START The input

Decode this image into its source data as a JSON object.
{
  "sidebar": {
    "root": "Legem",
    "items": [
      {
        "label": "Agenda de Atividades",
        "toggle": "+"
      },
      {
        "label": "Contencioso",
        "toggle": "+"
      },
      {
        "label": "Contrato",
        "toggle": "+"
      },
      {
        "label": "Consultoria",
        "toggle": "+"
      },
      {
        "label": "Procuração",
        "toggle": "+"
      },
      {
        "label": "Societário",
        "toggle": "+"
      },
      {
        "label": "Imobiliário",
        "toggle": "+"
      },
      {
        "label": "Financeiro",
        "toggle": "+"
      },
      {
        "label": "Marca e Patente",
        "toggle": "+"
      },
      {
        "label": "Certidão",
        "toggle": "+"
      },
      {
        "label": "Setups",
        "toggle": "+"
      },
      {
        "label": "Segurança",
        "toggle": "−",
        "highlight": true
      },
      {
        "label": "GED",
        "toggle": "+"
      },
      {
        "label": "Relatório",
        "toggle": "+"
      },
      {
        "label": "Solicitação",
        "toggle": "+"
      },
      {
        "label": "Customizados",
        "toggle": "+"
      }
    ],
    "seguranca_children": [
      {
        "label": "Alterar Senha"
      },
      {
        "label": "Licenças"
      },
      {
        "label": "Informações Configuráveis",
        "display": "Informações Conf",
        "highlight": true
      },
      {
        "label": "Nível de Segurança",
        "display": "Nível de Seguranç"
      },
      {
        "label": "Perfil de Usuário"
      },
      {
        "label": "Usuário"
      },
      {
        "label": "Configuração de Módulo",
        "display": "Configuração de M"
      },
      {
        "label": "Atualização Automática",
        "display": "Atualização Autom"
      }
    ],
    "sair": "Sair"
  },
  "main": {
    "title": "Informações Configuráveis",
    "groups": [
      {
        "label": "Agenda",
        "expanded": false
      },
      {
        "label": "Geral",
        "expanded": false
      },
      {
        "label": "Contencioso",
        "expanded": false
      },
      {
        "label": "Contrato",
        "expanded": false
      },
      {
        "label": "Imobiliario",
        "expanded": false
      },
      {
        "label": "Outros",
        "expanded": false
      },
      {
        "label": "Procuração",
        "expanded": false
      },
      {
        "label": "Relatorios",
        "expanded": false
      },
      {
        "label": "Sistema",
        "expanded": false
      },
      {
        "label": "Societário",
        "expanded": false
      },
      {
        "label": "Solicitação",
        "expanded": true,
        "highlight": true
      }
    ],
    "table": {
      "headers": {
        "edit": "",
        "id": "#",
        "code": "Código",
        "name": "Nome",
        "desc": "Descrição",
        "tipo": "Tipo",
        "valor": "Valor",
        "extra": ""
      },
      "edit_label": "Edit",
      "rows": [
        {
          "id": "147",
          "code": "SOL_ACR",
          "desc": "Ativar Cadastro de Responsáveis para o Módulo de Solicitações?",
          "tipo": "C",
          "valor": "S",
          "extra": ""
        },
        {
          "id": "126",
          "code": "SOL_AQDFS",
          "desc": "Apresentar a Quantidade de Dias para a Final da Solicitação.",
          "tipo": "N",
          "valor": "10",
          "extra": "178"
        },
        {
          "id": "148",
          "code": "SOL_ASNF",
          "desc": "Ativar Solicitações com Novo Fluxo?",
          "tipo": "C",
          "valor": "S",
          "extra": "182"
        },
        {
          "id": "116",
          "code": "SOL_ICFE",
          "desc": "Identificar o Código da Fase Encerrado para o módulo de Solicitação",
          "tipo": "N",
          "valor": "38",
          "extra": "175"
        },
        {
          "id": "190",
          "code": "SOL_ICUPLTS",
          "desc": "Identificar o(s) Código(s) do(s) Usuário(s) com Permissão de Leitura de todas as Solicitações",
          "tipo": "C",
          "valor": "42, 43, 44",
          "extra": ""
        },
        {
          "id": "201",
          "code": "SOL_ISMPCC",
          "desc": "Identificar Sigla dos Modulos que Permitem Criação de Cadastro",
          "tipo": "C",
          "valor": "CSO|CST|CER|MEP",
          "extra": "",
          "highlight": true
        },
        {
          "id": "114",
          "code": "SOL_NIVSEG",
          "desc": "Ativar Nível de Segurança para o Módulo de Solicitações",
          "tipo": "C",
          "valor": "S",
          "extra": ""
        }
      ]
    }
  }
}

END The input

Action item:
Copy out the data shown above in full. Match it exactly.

Exercise result:
Decode this image into its source data as a JSON object.
{
  "sidebar": {
    "root": "Legem",
    "items": [
      {
        "label": "Agenda de Atividades",
        "toggle": "+"
      },
      {
        "label": "Contencioso",
        "toggle": "+"
      },
      {
        "label": "Contrato",
        "toggle": "+"
      },
      {
        "label": "Consultoria",
        "toggle": "+"
      },
      {
        "label": "Procuração",
        "toggle": "+"
      },
      {
        "label": "Societário",
        "toggle": "+"
      },
      {
        "label": "Imobiliário",
        "toggle": "+"
      },
      {
        "label": "Financeiro",
        "toggle": "+"
      },
      {
        "label": "Marca e Patente",
        "toggle": "+"
      },
      {
        "label": "Certidão",
        "toggle": "+"
      },
      {
        "label": "Setups",
        "toggle": "+"
      },
      {
        "label": "Segurança",
        "toggle": "−",
        "highlight": true
      },
      {
        "label": "GED",
        "toggle": "+"
      },
      {
        "label": "Relatório",
        "toggle": "+"
      },
      {
        "label": "Solicitação",
        "toggle": "+"
      },
      {
        "label": "Customizados",
        "toggle": "+"
      }
    ],
    "seguranca_children": [
      {
        "label": "Alterar Senha"
      },
      {
        "label": "Licenças"
      },
      {
        "label": "Informações Configuráveis",
        "display": "Informações Conf",
        "highlight": true
      },
      {
        "label": "Nível de Segurança",
        "display": "Nível de Seguranç"
      },
      {
        "label": "Perfil de Usuário"
      },
      {
        "label": "Usuário"
      },
      {
        "label": "Configuração de Módulo",
        "display": "Configuração de M"
      },
      {
        "label": "Atualização Automática",
        "display": "Atualização Autom"
      }
    ],
    "sair": "Sair"
  },
  "main": {
    "title": "Informações Configuráveis",
    "groups": [
      {
        "label": "Agenda",
        "expanded": false
      },
      {
        "label": "Geral",
        "expanded": false
      },
      {
        "label": "Contencioso",
        "expanded": false
      },
      {
        "label": "Contrato",
        "expanded": false
      },
      {
        "label": "Imobiliario",
        "expanded": false
      },
      {
        "label": "Outros",
        "expanded": false
      },
      {
        "label": "Procuração",
        "expanded": false
      },
      {
        "label": "Relatorios",
        "expanded": false
      },
      {
        "label": "Sistema",
        "expanded": false
      },
      {
        "label": "Societário",
        "expanded": false
      },
      {
        "label": "Solicitação",
        "expanded": true,
        "highlight": true
      }
    ],
    "table": {
      "headers": {
        "edit": "",
        "id": "#",
        "code": "Código",
        "name": "Nome",
        "desc": "Descrição",
        "tipo": "Tipo",
        "valor": "Valor",
        "extra": ""
      },
      "edit_label": "Edit",
      "rows": [
        {
          "id": "147",
          "code": "SOL_ACR",
          "desc": "Ativar Cadastro de Responsáveis para o Módulo de Solicitações?",
          "tipo": "C",
          "valor": "S",
          "extra": ""
        },
        {
          "id": "126",
          "code": "SOL_AQDFS",
          "desc": "Apresentar a Quantidade de Dias para a Final da Solicitação.",
          "tipo": "N",
          "valor": "10",
          "extra": "178"
        },
        {
          "id": "148",
          "code": "SOL_ASNF",
          "desc": "Ativar Solicitações com Novo Fluxo?",
          "tipo": "C",
          "valor": "S",
          "extra": "182"
        },
        {
          "id": "116",
          "code": "SOL_ICFE",
          "desc": "Identificar o Código da Fase Encerrado para o módulo de Solicitação",
          "tipo": "N",
          "valor": "38",
          "extra": "175"
        },
        {
          "id": "190",
          "code": "SOL_ICUPLTS",
          "desc": "Identificar o(s) Código(s) do(s) Usuário(s) com Permissão de Leitura de todas as Solicitações",
          "tipo": "C",
          "valor": "42, 43, 44",
          "extra": ""
        },
        {
          "id": "201",
          "code": "SOL_ISMPCC",
          "desc": "Identificar Sigla dos Modulos que Permitem Criação de Cadastro",
          "tipo": "C",
          "valor": "CSO|CST|CER|MEP",
          "extra": "",
          "highlight": true
        },
        {
          "id": "114",
          "code": "SOL_NIVSEG",
          "desc": "Ativar Nível de Segurança para o Módulo de Solicitações",
          "tipo": "C",
          "valor": "S",
          "extra": ""
        }
      ]
    }
  }
}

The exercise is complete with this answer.